**** Working data

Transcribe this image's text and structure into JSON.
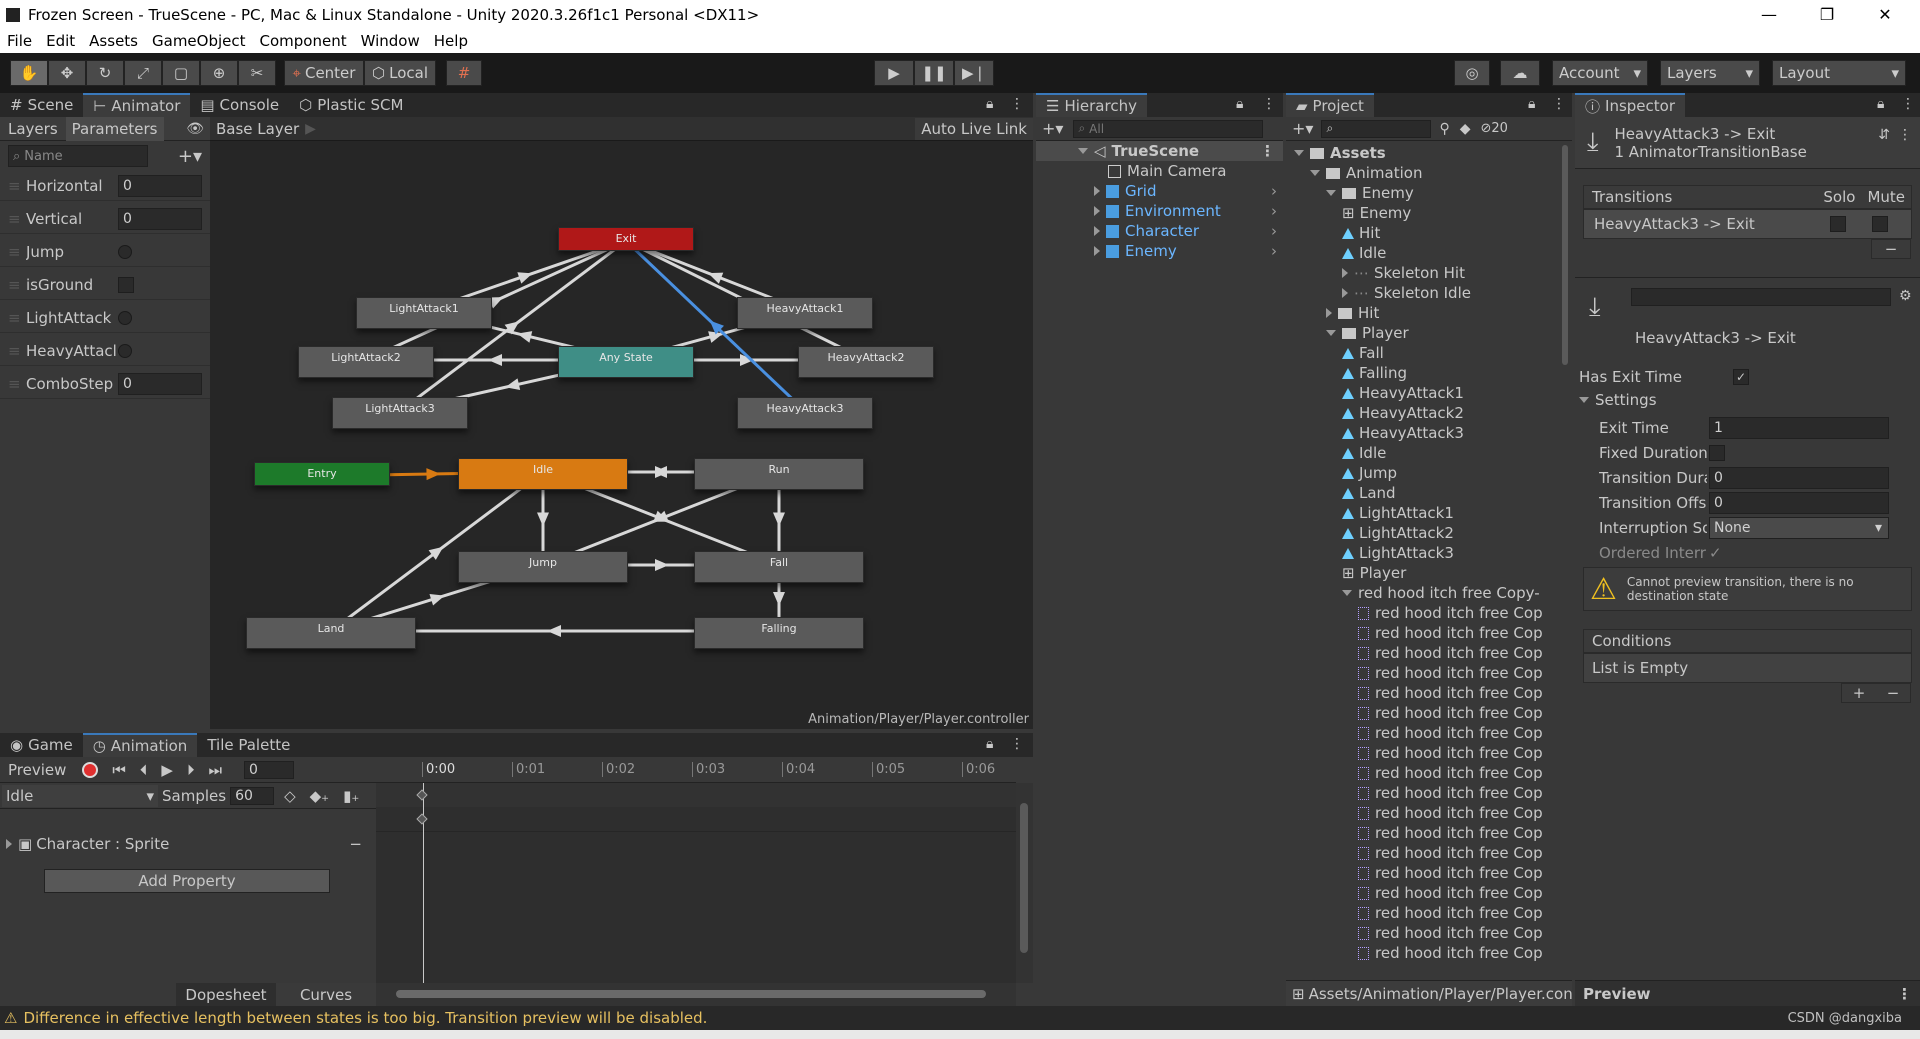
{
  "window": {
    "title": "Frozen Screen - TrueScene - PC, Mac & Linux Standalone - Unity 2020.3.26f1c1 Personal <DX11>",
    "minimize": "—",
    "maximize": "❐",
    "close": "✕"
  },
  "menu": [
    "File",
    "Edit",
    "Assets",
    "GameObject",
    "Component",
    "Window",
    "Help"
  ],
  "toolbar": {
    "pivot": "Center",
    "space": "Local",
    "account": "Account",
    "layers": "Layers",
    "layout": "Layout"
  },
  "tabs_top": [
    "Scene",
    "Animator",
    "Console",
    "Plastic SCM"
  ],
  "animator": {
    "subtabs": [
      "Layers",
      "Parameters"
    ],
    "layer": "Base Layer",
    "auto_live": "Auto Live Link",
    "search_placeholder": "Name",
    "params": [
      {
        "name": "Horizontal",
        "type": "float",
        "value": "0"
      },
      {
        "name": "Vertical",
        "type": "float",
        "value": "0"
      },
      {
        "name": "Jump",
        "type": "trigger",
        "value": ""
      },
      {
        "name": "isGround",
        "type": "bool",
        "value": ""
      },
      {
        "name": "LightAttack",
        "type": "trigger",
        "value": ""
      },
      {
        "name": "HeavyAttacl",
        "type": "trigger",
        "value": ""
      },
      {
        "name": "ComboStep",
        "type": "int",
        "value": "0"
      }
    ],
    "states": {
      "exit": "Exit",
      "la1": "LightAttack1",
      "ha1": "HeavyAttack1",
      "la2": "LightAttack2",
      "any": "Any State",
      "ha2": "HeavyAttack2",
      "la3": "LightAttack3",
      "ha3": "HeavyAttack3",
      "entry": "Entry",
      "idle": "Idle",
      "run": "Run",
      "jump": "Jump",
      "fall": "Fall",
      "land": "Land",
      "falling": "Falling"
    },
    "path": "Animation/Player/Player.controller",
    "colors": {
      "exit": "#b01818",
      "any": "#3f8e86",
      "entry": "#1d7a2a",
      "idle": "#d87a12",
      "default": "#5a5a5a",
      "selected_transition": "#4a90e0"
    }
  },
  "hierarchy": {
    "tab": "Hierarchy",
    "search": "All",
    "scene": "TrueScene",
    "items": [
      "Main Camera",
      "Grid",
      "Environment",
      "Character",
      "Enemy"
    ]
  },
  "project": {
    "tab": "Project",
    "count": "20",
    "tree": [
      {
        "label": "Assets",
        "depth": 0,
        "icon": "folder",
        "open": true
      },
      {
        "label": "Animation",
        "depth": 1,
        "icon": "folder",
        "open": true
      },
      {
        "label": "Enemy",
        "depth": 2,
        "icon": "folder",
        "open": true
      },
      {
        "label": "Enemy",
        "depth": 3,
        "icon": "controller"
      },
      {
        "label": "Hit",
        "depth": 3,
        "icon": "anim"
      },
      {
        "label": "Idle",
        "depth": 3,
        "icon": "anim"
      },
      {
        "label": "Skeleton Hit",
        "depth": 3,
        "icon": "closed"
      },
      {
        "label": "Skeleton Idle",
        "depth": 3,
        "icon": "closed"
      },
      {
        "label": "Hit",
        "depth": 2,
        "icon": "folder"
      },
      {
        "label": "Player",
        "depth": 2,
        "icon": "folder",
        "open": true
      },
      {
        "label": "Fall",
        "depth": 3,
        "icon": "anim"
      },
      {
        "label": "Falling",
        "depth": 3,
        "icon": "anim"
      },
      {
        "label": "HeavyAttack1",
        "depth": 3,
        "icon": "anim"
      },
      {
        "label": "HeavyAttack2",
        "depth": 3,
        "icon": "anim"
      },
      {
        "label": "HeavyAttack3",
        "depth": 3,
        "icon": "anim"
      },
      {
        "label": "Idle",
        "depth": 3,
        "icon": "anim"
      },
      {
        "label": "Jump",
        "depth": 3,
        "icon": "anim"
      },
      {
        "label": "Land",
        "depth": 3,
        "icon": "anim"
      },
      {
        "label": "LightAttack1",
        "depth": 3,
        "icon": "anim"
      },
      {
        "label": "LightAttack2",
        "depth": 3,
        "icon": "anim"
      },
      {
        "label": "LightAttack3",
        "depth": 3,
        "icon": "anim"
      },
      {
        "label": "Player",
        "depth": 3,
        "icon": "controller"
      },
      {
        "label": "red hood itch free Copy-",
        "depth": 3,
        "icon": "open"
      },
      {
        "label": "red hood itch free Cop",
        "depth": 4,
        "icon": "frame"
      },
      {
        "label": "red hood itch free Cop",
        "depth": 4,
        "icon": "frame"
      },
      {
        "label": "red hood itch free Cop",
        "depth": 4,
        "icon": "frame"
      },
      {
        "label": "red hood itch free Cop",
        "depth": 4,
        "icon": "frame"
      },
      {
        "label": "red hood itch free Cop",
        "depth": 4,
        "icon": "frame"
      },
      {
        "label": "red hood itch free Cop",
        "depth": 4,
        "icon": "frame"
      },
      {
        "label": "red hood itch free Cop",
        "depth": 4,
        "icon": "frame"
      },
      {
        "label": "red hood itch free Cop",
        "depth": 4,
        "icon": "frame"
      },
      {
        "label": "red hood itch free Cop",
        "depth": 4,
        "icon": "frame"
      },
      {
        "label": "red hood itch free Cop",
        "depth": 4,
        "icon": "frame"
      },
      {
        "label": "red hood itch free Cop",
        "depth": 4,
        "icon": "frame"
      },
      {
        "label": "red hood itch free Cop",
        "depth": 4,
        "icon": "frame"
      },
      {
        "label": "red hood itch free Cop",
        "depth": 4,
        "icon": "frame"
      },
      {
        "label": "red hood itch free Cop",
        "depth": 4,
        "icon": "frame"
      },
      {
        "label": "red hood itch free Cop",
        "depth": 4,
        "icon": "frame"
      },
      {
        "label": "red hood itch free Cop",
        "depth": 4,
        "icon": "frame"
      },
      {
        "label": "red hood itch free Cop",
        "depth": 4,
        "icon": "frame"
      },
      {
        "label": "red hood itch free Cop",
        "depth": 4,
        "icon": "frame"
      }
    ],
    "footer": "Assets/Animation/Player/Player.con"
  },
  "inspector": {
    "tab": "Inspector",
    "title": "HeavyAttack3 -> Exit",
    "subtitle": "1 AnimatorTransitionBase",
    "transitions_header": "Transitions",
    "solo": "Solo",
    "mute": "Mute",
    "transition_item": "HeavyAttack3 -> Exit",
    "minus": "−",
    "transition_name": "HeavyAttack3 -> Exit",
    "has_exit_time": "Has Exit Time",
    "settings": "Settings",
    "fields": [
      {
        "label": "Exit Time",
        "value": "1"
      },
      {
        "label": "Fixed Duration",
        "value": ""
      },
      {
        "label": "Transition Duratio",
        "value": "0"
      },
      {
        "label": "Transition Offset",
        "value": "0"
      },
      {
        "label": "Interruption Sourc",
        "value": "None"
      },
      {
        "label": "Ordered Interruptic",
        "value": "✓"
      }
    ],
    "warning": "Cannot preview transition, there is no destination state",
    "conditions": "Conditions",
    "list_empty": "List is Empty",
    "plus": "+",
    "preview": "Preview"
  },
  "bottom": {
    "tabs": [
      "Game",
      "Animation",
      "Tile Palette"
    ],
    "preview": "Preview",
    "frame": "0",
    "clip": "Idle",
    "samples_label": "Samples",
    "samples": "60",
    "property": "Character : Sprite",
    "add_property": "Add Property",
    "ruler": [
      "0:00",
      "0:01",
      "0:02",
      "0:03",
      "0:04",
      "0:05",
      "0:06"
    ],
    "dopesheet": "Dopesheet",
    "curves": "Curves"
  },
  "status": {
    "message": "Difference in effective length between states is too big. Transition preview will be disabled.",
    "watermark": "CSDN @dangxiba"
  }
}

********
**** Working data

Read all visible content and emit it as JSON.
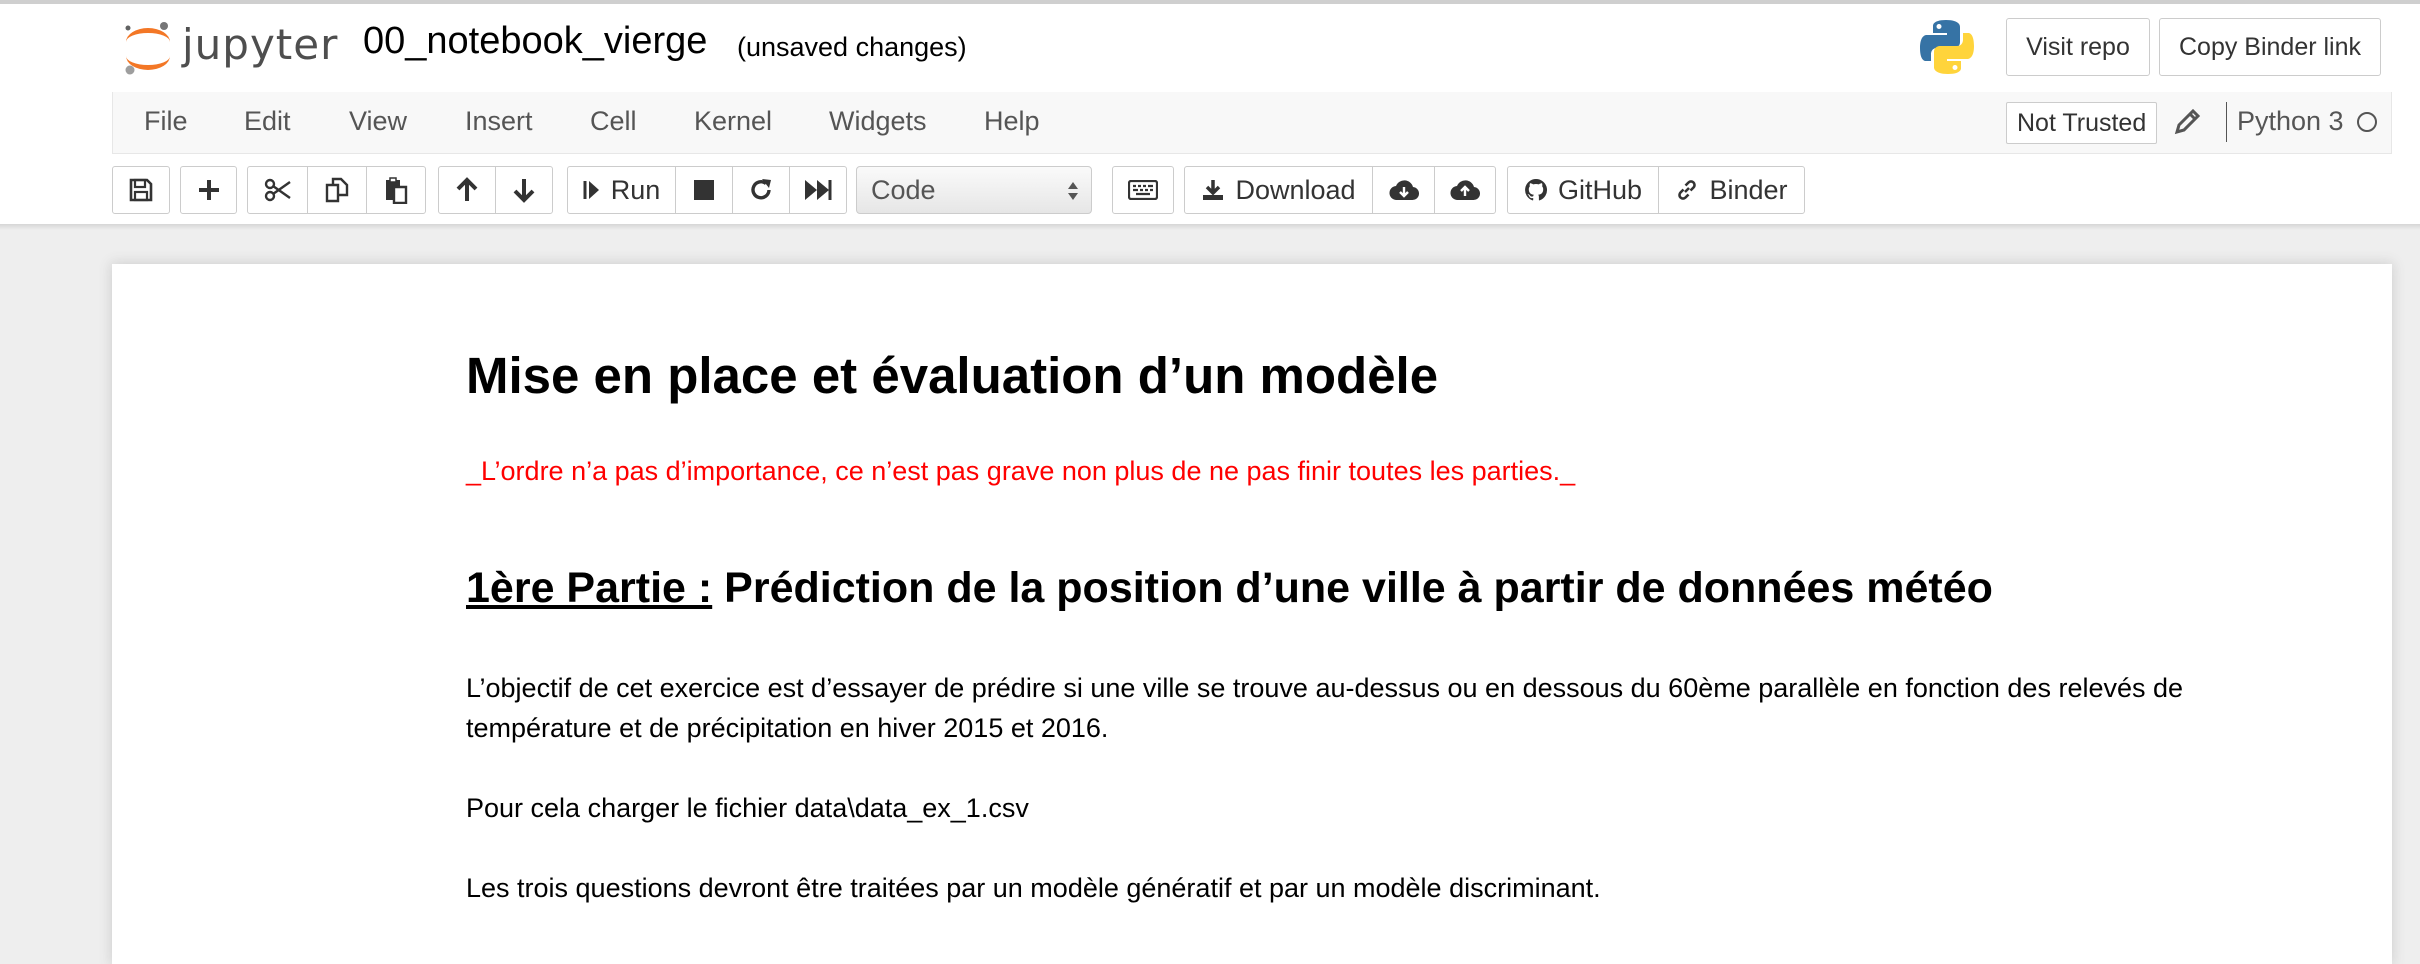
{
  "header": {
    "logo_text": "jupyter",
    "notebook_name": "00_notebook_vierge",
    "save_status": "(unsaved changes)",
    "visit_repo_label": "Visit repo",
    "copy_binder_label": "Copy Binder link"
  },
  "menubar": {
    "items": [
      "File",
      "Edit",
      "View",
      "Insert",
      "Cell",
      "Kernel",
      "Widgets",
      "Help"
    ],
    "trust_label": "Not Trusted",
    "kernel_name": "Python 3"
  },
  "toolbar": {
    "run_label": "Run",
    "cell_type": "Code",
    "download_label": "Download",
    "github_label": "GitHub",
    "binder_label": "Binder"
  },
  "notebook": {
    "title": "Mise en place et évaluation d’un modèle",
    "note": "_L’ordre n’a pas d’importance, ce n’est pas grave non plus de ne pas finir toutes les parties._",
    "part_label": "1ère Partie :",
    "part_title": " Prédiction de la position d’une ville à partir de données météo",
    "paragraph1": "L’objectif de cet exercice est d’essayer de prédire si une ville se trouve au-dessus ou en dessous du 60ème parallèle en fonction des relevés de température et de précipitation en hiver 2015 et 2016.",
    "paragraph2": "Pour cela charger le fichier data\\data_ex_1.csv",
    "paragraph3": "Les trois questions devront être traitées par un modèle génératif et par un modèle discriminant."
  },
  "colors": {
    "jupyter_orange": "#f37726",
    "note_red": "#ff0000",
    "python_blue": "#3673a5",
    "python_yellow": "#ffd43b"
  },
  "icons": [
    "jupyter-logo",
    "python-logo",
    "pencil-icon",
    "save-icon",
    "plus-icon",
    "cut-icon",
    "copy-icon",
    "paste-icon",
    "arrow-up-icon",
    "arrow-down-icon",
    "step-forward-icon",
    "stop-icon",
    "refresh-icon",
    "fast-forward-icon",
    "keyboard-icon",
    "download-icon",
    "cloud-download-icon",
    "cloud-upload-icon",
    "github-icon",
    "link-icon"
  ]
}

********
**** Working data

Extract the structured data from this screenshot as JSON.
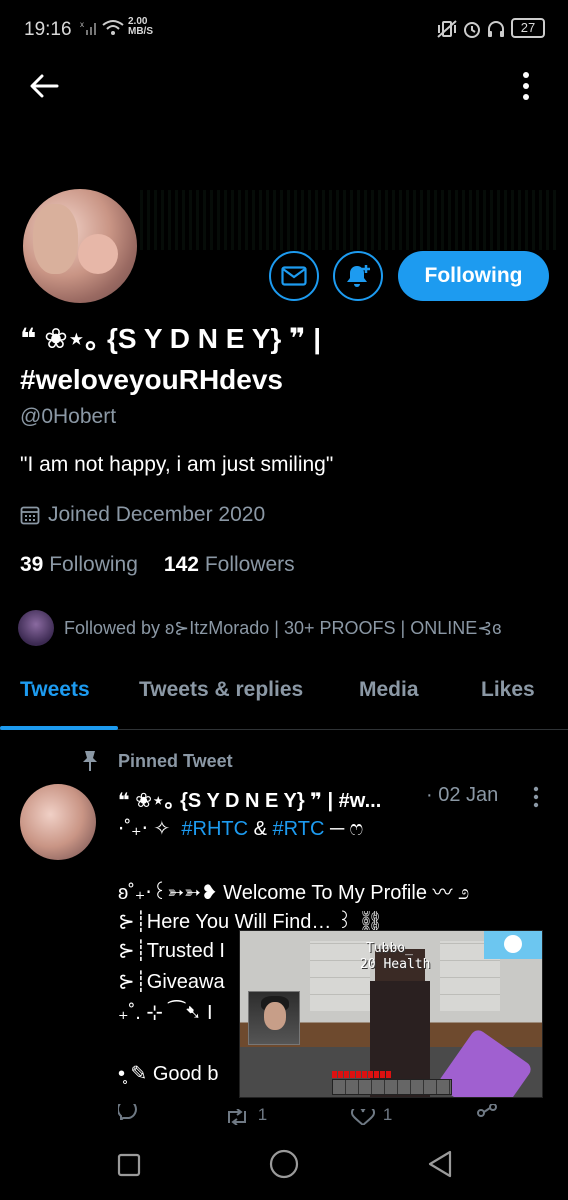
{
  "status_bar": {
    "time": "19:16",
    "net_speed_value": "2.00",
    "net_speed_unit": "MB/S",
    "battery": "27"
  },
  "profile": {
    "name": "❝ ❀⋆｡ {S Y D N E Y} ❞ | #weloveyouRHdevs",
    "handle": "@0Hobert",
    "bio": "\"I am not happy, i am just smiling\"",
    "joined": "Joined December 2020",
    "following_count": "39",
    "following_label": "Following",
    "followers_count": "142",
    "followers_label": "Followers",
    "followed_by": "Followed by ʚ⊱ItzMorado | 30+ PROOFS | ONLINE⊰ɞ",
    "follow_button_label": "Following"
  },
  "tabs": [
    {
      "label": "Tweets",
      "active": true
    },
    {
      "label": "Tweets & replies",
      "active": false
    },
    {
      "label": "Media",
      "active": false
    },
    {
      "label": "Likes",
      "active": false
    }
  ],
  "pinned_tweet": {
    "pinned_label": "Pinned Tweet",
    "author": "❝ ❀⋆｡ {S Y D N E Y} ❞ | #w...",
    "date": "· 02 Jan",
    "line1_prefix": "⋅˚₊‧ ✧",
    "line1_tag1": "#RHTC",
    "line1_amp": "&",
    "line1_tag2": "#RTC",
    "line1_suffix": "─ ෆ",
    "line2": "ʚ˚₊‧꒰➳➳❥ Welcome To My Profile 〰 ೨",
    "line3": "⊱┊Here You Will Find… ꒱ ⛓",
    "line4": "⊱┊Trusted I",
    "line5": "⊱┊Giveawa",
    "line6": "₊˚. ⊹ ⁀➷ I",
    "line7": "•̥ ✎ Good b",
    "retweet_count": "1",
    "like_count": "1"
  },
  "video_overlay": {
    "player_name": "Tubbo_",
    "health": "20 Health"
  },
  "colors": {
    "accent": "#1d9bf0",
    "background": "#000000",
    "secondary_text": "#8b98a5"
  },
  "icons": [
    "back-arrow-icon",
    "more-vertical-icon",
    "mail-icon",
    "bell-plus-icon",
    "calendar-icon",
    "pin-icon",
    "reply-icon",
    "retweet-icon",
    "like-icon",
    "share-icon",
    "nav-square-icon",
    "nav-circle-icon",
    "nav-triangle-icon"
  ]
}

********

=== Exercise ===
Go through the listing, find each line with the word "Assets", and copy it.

=== Response to the task ===
    "Assets",
        "label": "Assets",
    "footer": "Assets/Animation/Player/Player.con"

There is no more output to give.